William F. Brewer, Professor Emeritus

William F. Brewer

Cognitive psychology; cognitive science; knowledge representation; acquisition of knowledge; discourse; reading comprehension; psychology of science; and history of psychology.

Office: Room 629 | (217) 333-1548 |

Donelson E. Dulany, Professor Emeritus

Donelson E. Dulany

Experimental analysis and theory of intentional action, causal reasoning, and implicit learning; mentalistic metatheory.

Office: Room 421 | (217) 333-2971 |

Susan M. Garnsey, Associate Professor Emeritus

Susan M. Garnsey

Language processing; resolution of syntactic and lexical ambiguity and context effects on that resolution; the effect of prosody on disambiguation; on-line techniques for measuring language comprehension; word recognition; and language/brain relationships.

Daniel C. Hyde, Assistant Professor

Daniel Hyde

Numerical, spatial, and social cognitive development in infants,children, and adults using brain (EEG,ERP,fNIRS) and behavioral measures.

Office: Room 621 | (217) 333-0631 |

Brian H. Ross, Professor Emeritus

Brian H. Ross

Cognitive psychology issues in learning, memory, problem solving and categorization.

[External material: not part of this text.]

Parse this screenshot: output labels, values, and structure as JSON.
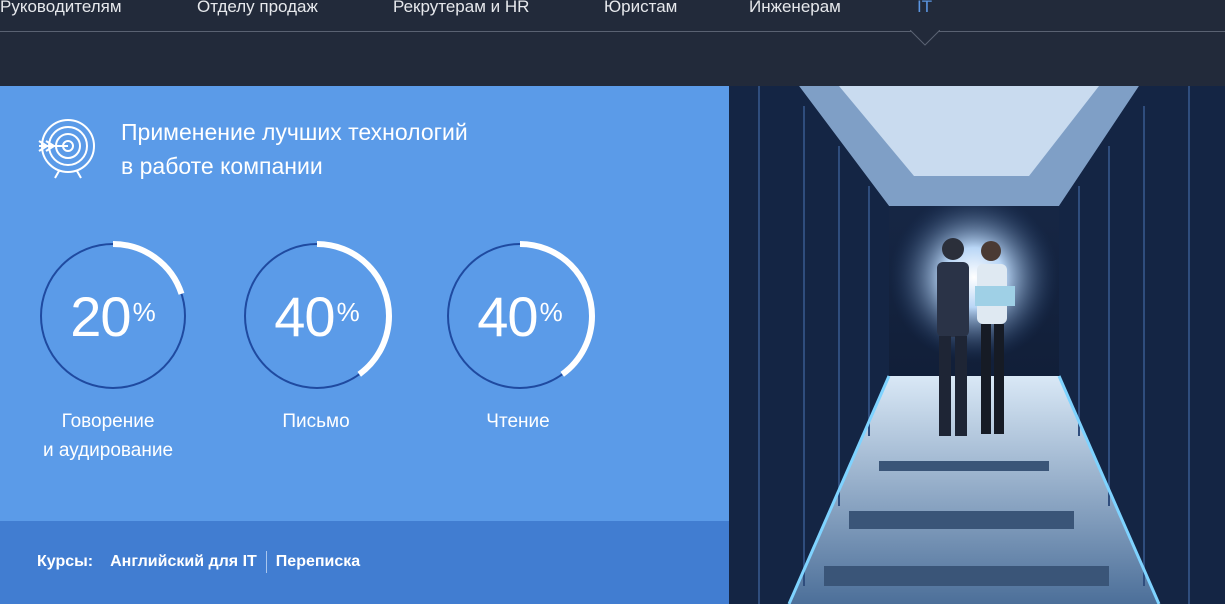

In particular: problem-solving and learning in complex domains, categorization, learning, and use of concepts. Remindings and the use of memory.

Edward J. Shoben, Professor Emeritus

Edward J. Shoben


Facilities Information

Building Remodeling Projects

Click on the title to check out these pictures from the classroom remodeling project in the basement. A second project to replace the elevators will begin in September. Beginning with the freight elevator, each elevator will be out of service for three months. To get quickly from one floor to another, and improve your fitness, we will encourage the use of the stairs. The repainting of the northeast stairwell has been completed, and the painter is starting on the southwest stairwell.